WORK TASK. Set down each entry from the block beneath, exactly as written.
Top of EXTRACTED DATA
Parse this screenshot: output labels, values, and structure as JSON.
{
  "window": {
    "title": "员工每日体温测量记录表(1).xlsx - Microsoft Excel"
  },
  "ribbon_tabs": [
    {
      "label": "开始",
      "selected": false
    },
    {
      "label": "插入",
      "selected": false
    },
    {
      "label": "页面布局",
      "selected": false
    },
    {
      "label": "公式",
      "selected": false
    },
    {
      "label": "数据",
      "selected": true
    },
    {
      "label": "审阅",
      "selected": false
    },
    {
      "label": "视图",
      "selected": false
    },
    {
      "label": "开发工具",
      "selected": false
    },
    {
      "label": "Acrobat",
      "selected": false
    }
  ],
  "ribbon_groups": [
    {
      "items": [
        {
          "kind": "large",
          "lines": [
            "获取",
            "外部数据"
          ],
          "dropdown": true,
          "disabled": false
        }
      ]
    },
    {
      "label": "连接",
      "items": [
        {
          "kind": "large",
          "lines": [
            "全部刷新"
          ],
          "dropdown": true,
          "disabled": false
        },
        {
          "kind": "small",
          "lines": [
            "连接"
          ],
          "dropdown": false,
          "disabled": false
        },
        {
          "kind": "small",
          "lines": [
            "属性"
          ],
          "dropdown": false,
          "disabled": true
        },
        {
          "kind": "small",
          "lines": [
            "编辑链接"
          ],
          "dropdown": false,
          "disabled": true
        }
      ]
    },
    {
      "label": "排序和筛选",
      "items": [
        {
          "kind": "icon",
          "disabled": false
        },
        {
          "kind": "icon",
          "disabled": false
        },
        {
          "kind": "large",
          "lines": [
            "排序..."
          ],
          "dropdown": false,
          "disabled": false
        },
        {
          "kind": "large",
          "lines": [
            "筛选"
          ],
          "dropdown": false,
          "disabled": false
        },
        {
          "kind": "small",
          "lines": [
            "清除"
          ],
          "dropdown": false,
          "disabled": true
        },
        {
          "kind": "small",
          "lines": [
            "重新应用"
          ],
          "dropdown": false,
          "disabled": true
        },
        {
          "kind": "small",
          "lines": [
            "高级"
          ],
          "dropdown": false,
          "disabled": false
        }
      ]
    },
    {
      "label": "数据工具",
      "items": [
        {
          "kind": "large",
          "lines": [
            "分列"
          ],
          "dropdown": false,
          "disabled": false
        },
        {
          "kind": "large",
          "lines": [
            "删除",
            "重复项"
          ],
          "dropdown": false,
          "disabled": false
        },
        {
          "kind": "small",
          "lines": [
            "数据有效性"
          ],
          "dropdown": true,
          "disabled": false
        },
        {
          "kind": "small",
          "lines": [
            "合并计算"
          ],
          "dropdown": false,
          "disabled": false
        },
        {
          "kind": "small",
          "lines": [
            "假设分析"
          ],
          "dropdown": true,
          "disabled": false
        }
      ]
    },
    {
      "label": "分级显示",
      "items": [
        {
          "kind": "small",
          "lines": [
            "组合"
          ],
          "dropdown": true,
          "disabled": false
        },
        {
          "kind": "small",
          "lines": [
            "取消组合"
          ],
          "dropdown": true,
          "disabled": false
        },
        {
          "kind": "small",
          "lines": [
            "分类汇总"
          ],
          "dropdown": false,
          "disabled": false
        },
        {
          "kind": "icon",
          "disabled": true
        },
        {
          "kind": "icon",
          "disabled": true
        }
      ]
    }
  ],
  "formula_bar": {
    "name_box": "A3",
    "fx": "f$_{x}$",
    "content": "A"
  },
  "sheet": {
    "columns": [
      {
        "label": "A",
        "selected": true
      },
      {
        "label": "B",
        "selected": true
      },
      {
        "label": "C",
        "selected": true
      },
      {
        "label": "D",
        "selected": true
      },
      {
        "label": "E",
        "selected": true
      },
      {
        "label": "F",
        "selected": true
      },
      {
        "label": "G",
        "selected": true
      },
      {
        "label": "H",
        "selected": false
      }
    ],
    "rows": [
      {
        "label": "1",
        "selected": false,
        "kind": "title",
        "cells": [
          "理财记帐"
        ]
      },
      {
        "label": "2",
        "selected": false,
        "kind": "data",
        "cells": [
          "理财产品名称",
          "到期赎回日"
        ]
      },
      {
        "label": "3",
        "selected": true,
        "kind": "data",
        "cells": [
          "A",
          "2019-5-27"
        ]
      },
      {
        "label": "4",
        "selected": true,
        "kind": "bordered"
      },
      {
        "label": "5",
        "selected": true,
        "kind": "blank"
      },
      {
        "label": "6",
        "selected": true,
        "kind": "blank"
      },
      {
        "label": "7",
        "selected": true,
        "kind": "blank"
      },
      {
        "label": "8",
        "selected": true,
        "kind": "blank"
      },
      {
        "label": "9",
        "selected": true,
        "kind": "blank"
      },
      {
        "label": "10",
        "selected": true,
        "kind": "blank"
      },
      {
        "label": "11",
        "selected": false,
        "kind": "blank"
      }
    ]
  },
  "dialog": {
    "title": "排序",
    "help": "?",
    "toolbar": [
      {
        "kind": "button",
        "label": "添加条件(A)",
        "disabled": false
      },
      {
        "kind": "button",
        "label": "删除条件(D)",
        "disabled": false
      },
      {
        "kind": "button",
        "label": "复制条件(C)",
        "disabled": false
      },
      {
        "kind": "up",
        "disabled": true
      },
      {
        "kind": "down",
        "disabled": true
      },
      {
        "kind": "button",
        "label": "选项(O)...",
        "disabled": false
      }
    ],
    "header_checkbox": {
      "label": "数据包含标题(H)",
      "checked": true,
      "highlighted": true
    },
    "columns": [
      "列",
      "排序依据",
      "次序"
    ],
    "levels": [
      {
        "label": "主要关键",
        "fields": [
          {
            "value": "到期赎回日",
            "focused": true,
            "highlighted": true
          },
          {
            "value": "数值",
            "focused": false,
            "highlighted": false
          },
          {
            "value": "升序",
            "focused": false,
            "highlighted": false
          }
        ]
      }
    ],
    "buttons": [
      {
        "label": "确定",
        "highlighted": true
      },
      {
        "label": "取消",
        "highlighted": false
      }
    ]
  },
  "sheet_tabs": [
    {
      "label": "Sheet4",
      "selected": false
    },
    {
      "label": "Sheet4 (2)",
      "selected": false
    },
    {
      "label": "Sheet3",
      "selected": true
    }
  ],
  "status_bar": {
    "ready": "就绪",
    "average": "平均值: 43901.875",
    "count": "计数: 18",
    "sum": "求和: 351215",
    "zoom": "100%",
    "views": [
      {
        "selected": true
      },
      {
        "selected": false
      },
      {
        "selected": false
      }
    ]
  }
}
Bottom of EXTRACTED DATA
TASK OUTPUT.
Parse this screenshot: output labels, values, and structure as JSON.
{
  "window": {
    "title": "员工每日体温测量记录表(1).xlsx - Microsoft Excel"
  },
  "ribbon_tabs": [
    {
      "label": "开始",
      "selected": false
    },
    {
      "label": "插入",
      "selected": false
    },
    {
      "label": "页面布局",
      "selected": false
    },
    {
      "label": "公式",
      "selected": false
    },
    {
      "label": "数据",
      "selected": true
    },
    {
      "label": "审阅",
      "selected": false
    },
    {
      "label": "视图",
      "selected": false
    },
    {
      "label": "开发工具",
      "selected": false
    },
    {
      "label": "Acrobat",
      "selected": false
    }
  ],
  "ribbon_groups": [
    {
      "items": [
        {
          "kind": "large",
          "lines": [
            "获取",
            "外部数据"
          ],
          "dropdown": true,
          "disabled": false
        }
      ]
    },
    {
      "label": "连接",
      "items": [
        {
          "kind": "large",
          "lines": [
            "全部刷新"
          ],
          "dropdown": true,
          "disabled": false
        },
        {
          "kind": "small",
          "lines": [
            "连接"
          ],
          "dropdown": false,
          "disabled": false
        },
        {
          "kind": "small",
          "lines": [
            "属性"
          ],
          "dropdown": false,
          "disabled": true
        },
        {
          "kind": "small",
          "lines": [
            "编辑链接"
          ],
          "dropdown": false,
          "disabled": true
        }
      ]
    },
    {
      "label": "排序和筛选",
      "items": [
        {
          "kind": "icon",
          "disabled": false
        },
        {
          "kind": "icon",
          "disabled": false
        },
        {
          "kind": "large",
          "lines": [
            "排序..."
          ],
          "dropdown": false,
          "disabled": false
        },
        {
          "kind": "large",
          "lines": [
            "筛选"
          ],
          "dropdown": false,
          "disabled": false
        },
        {
          "kind": "small",
          "lines": [
            "清除"
          ],
          "dropdown": false,
          "disabled": true
        },
        {
          "kind": "small",
          "lines": [
            "重新应用"
          ],
          "dropdown": false,
          "disabled": true
        },
        {
          "kind": "small",
          "lines": [
            "高级"
          ],
          "dropdown": false,
          "disabled": false
        }
      ]
    },
    {
      "label": "数据工具",
      "items": [
        {
          "kind": "large",
          "lines": [
            "分列"
          ],
          "dropdown": false,
          "disabled": false
        },
        {
          "kind": "large",
          "lines": [
            "删除",
            "重复项"
          ],
          "dropdown": false,
          "disabled": false
        },
        {
          "kind": "small",
          "lines": [
            "数据有效性"
          ],
          "dropdown": true,
          "disabled": false
        },
        {
          "kind": "small",
          "lines": [
            "合并计算"
          ],
          "dropdown": false,
          "disabled": false
        },
        {
          "kind": "small",
          "lines": [
            "假设分析"
          ],
          "dropdown": true,
          "disabled": false
        }
      ]
    },
    {
      "label": "分级显示",
      "items": [
        {
          "kind": "small",
          "lines": [
            "组合"
          ],
          "dropdown": true,
          "disabled": false
        },
        {
          "kind": "small",
          "lines": [
            "取消组合"
          ],
          "dropdown": true,
          "disabled": false
        },
        {
          "kind": "small",
          "lines": [
            "分类汇总"
          ],
          "dropdown": false,
          "disabled": false
        },
        {
          "kind": "icon",
          "disabled": true
        },
        {
          "kind": "icon",
          "disabled": true
        }
      ]
    }
  ],
  "formula_bar": {
    "name_box": "A3",
    "fx": "f$_{x}$",
    "content": "A"
  },
  "sheet": {
    "columns": [
      {
        "label": "A",
        "selected": true
      },
      {
        "label": "B",
        "selected": true
      },
      {
        "label": "C",
        "selected": true
      },
      {
        "label": "D",
        "selected": true
      },
      {
        "label": "E",
        "selected": true
      },
      {
        "label": "F",
        "selected": true
      },
      {
        "label": "G",
        "selected": true
      },
      {
        "label": "H",
        "selected": false
      }
    ],
    "rows": [
      {
        "label": "1",
        "selected": false,
        "kind": "title",
        "cells": [
          "理财记帐"
        ]
      },
      {
        "label": "2",
        "selected": false,
        "kind": "data",
        "cells": [
          "理财产品名称",
          "到期赎回日"
        ]
      },
      {
        "label": "3",
        "selected": true,
        "kind": "data",
        "cells": [
          "A",
          "2019-5-27"
        ]
      },
      {
        "label": "4",
        "selected": true,
        "kind": "bordered"
      },
      {
        "label": "5",
        "selected": true,
        "kind": "blank"
      },
      {
        "label": "6",
        "selected": true,
        "kind": "blank"
      },
      {
        "label": "7",
        "selected": true,
        "kind": "blank"
      },
      {
        "label": "8",
        "selected": true,
        "kind": "blank"
      },
      {
        "label": "9",
        "selected": true,
        "kind": "blank"
      },
      {
        "label": "10",
        "selected": true,
        "kind": "blank"
      },
      {
        "label": "11",
        "selected": false,
        "kind": "blank"
      }
    ]
  },
  "dialog": {
    "title": "排序",
    "help": "?",
    "toolbar": [
      {
        "kind": "button",
        "label": "添加条件(A)",
        "disabled": false
      },
      {
        "kind": "button",
        "label": "删除条件(D)",
        "disabled": false
      },
      {
        "kind": "button",
        "label": "复制条件(C)",
        "disabled": false
      },
      {
        "kind": "up",
        "disabled": true
      },
      {
        "kind": "down",
        "disabled": true
      },
      {
        "kind": "button",
        "label": "选项(O)...",
        "disabled": false
      }
    ],
    "header_checkbox": {
      "label": "数据包含标题(H)",
      "checked": true,
      "highlighted": true
    },
    "columns": [
      "列",
      "排序依据",
      "次序"
    ],
    "levels": [
      {
        "label": "主要关键",
        "fields": [
          {
            "value": "到期赎回日",
            "focused": true,
            "highlighted": true
          },
          {
            "value": "数值",
            "focused": false,
            "highlighted": false
          },
          {
            "value": "升序",
            "focused": false,
            "highlighted": false
          }
        ]
      }
    ],
    "buttons": [
      {
        "label": "确定",
        "highlighted": true
      },
      {
        "label": "取消",
        "highlighted": false
      }
    ]
  },
  "sheet_tabs": [
    {
      "label": "Sheet4",
      "selected": false
    },
    {
      "label": "Sheet4 (2)",
      "selected": false
    },
    {
      "label": "Sheet3",
      "selected": true
    }
  ],
  "status_bar": {
    "ready": "就绪",
    "average": "平均值: 43901.875",
    "count": "计数: 18",
    "sum": "求和: 351215",
    "zoom": "100%",
    "views": [
      {
        "selected": true
      },
      {
        "selected": false
      },
      {
        "selected": false
      }
    ]
  }
}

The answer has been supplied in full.